- 14 10 5-7 Ton FMTV’s including 2-3 Tankers
- 3 155MM Towed Artillery Guns plus Movers (Stretch)
- 6 Additional 40’ Containers – Supplies & Training Simulators
Notes on Flex Deck:
- Flight deck access would be ideal with either ramp or elevator (Ramp is preferred due to simplicity)
- Ability to load LCM or LCVP via 30 ton crane is required
- Ro/Ro capability is required (via a ramp or a mexeflote style ramp at stern and ramp to port or starboard) – with 100 ton carrying capacity
- Flex deck must support the installation of habitability containers to support additional troops or temporary medical facilities
- Flex deck must provide electrical and communication network interfaces across entire flex deck floor space – both high-speed direct connectivity and wireless connection
Small boat capabilities:
- 2 x LCM-6s – LCM would be able to carry 25 tonnes (30 tonnes stretch goal) – this will enable carriage of LAVs or Strykers
- 2 x LCVPs or 2 x DOCKSTAVARVET AB CB90Hs – Carried in separate davits from LCM-6s
Note: The LCVPs must be capable of carrying Uparmored Humvees, an example of a possible LCVP which could be used is the Royal Navy LCVP Mk5. The Mk5 is 15.5 meters long and 4.4 meters wide and capable of carrying a company of 30 fully equipped troops or vehicles such as: BV206, JCB410, ATV’s and towed artillery. The Mk5 can travel up to 25 knots and has a range of over 210 nautical miles.
Note: LCM davits must be flexible enough to support LCVPs, RHIBs, CB 90Hs, CSSCs or USCG small craft. LCVP davits must be flexible enough to accommodate RIB’s, CH 90Hs, CSSCs or USCG small craft.
- 2 x RHIBs – Standard ship’s complement – separate from landing craft listed above.
- Excess fresh water production capacity
- Strong organic, on-board medical facilities
- Excess toilet and showering facilities to support combined baseline ship complement, USMC/U.S. Army/other additional complement plus additional personnel house in habability containers on flex deck
- Onboard synthetic training facilities for COLT team members including infantry & tankers (Perhaps 2×20 or 40 foot containers configured to provide simulation facilities on Flex Deck)

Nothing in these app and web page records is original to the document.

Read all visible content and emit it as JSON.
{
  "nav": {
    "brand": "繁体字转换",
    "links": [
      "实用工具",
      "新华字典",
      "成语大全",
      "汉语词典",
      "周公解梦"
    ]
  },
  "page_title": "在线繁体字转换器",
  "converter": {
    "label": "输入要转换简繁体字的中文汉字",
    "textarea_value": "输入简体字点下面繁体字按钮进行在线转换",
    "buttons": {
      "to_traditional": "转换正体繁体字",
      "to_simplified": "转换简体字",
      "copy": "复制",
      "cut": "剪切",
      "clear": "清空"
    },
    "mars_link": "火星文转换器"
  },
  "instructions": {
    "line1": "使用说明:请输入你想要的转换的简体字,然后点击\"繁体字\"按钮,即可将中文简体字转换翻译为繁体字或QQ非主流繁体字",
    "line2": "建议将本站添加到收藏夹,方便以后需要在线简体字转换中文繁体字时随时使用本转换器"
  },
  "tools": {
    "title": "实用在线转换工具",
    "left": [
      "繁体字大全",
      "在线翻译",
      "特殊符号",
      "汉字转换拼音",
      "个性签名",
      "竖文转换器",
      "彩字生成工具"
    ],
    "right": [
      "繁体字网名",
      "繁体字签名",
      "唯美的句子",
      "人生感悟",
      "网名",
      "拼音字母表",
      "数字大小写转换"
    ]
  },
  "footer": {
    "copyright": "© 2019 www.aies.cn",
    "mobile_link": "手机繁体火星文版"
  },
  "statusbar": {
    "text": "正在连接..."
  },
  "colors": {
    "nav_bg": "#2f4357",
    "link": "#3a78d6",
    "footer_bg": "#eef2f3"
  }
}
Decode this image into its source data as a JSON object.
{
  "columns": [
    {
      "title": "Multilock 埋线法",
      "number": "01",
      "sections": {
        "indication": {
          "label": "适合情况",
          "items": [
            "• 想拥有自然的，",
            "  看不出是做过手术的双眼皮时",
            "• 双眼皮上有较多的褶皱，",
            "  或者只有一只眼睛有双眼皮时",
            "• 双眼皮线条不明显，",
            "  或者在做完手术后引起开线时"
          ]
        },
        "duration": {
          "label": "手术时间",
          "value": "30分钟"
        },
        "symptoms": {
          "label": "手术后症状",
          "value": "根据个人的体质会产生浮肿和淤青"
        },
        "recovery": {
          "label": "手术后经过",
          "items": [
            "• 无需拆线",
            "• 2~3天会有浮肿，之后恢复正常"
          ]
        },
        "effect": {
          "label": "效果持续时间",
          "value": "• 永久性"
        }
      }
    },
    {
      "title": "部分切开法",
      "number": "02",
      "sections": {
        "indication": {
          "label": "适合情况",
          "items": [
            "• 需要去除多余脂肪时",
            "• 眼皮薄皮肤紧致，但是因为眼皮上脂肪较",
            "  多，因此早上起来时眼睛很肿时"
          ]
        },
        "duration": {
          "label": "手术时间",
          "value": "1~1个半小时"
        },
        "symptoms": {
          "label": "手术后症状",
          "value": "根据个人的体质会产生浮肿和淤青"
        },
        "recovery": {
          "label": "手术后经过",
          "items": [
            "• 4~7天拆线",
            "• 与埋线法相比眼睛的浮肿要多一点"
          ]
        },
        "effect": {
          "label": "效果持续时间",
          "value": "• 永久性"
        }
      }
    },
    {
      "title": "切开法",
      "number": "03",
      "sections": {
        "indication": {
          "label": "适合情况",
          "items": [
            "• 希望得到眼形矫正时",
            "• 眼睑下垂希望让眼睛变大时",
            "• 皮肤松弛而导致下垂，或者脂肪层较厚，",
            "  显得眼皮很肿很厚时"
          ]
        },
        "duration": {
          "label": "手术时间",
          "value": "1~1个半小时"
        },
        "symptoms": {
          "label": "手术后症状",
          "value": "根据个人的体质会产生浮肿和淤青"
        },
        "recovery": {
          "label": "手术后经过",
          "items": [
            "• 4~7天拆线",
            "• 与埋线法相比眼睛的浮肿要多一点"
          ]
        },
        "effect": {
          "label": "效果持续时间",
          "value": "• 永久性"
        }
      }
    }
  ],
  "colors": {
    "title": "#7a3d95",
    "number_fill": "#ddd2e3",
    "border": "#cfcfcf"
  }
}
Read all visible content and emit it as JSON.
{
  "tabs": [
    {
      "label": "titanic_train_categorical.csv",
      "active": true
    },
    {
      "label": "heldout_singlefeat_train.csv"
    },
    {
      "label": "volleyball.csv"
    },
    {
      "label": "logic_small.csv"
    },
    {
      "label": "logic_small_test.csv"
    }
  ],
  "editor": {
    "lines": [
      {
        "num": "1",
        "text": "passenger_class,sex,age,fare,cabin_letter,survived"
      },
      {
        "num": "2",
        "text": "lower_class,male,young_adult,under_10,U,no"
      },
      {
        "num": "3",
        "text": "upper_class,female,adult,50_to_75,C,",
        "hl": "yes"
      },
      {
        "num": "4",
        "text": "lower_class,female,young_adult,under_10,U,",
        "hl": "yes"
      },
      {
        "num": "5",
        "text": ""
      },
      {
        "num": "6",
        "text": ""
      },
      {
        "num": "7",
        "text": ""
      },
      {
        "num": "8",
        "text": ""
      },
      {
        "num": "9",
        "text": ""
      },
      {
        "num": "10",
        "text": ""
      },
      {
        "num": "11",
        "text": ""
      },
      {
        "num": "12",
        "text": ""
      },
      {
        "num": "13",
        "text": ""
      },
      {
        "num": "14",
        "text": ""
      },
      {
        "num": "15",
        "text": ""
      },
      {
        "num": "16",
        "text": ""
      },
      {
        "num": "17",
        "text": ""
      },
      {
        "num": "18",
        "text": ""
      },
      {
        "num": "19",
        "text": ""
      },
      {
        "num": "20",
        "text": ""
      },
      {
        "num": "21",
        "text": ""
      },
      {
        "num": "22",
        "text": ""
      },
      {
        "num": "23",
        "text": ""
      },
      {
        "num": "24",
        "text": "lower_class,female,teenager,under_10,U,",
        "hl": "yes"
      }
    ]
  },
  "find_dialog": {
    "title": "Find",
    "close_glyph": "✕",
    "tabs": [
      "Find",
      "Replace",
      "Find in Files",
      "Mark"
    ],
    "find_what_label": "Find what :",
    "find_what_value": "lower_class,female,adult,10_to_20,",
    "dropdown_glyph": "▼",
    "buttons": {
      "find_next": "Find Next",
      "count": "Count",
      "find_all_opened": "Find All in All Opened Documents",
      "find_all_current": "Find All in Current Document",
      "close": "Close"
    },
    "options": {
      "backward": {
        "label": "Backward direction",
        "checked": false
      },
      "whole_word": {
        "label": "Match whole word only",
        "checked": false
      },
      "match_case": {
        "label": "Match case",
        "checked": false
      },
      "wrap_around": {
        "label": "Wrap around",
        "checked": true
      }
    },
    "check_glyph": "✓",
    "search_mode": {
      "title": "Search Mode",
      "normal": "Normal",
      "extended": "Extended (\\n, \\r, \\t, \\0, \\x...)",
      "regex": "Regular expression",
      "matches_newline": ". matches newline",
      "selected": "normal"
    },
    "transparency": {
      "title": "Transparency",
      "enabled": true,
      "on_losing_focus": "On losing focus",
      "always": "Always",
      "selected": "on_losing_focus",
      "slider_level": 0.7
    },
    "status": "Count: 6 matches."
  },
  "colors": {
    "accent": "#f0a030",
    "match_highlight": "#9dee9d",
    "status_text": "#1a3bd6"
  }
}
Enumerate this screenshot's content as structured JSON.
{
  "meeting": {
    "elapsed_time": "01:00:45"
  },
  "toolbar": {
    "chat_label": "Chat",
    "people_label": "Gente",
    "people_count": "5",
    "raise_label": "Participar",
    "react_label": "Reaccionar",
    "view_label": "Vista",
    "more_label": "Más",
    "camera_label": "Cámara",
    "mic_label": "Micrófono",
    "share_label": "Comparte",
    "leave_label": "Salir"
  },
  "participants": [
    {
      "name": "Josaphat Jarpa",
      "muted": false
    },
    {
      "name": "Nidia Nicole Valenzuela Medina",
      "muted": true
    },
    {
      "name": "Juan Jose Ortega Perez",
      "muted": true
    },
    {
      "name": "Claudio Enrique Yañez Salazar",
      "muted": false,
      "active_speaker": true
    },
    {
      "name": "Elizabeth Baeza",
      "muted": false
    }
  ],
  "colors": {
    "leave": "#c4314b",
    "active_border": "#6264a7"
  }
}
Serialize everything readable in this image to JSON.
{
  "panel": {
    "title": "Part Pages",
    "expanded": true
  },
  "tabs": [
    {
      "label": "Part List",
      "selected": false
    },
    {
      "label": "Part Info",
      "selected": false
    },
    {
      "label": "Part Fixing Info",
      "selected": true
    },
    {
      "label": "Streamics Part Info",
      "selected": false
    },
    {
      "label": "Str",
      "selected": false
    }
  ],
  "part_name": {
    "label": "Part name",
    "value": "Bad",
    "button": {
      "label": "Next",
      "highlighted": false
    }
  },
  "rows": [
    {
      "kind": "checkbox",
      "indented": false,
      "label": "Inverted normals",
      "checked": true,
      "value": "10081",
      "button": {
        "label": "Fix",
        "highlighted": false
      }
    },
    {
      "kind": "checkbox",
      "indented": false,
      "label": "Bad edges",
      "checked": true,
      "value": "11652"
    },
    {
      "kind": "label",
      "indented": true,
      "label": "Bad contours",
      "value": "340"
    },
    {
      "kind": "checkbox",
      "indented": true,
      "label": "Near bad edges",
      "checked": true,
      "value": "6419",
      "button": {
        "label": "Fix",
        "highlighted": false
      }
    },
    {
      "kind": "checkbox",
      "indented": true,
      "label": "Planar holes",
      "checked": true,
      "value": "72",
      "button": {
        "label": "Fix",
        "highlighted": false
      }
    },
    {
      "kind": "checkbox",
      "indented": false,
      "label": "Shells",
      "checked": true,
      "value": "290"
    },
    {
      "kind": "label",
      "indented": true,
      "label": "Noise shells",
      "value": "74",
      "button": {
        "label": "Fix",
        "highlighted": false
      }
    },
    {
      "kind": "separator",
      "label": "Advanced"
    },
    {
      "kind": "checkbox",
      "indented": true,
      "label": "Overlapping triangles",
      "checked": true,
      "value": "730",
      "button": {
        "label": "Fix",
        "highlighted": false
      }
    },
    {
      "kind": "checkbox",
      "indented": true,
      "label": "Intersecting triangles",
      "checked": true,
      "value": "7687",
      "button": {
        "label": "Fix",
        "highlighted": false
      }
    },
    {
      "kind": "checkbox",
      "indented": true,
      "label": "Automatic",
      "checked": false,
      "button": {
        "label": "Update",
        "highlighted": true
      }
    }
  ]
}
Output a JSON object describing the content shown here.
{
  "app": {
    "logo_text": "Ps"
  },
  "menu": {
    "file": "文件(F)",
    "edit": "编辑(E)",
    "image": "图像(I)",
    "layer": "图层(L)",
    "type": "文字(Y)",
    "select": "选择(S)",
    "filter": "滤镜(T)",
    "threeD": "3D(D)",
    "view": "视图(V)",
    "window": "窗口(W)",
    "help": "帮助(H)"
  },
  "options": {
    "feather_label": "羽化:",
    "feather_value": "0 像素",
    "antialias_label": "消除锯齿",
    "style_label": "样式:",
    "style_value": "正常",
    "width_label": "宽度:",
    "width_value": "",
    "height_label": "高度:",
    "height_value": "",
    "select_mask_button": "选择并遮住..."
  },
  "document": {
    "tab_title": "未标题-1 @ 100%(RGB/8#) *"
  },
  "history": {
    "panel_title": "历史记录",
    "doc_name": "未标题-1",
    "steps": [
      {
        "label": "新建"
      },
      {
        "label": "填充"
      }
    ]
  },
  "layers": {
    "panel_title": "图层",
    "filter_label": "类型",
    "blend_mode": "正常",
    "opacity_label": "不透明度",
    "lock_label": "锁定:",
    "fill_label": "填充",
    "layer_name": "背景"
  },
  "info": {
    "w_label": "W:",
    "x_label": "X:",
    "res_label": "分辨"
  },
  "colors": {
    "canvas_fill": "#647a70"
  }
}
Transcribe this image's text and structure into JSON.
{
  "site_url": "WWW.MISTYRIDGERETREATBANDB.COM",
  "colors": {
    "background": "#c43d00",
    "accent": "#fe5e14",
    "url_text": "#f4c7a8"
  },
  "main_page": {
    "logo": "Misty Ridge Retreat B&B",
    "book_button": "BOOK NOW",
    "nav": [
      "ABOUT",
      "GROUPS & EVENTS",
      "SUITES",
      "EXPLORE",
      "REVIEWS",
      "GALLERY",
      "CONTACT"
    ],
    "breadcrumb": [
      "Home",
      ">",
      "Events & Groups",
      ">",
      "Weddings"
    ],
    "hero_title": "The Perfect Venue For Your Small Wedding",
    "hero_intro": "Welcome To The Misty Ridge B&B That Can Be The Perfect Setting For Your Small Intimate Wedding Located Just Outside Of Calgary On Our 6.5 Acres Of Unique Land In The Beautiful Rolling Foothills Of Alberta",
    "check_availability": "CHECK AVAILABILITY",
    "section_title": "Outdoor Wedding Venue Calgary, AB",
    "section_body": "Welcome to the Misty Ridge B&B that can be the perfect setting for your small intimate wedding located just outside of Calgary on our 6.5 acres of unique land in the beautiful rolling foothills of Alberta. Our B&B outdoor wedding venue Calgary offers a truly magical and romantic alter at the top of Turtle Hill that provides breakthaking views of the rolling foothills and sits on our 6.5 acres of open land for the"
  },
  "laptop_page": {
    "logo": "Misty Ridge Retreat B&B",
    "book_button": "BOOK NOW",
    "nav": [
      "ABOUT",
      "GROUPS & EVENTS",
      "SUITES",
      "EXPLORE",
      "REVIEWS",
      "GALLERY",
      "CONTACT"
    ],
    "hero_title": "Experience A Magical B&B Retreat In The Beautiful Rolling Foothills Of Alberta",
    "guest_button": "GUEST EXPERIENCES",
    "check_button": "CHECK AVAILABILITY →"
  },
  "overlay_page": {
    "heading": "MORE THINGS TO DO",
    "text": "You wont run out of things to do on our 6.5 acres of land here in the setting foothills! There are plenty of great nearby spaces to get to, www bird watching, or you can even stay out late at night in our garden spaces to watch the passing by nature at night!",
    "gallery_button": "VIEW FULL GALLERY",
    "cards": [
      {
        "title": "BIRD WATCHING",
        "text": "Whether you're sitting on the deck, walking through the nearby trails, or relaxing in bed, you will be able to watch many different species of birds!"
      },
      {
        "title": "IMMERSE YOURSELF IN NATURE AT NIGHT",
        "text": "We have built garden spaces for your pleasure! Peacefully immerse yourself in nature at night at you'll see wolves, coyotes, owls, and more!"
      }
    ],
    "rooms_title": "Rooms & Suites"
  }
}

With a lifelong interest in aviation, naval and all manner of military affairs, Tom graduated from Florida State University with BA in Political Science & International Relations plus a MS in Political Science. He spent over a decade with Top 3 US Airline working in Ops, Technology, the Low Cost Carrier unit and Employee Relations. Tom has now worked almost 10 years for a major Telecommunications company in various roles. Home is Atlanta, GA. You can follow Tom on Twitter at @tkmeyer0524.
Featured Image: USS Crosley (APD-87) at anchor (Navsource)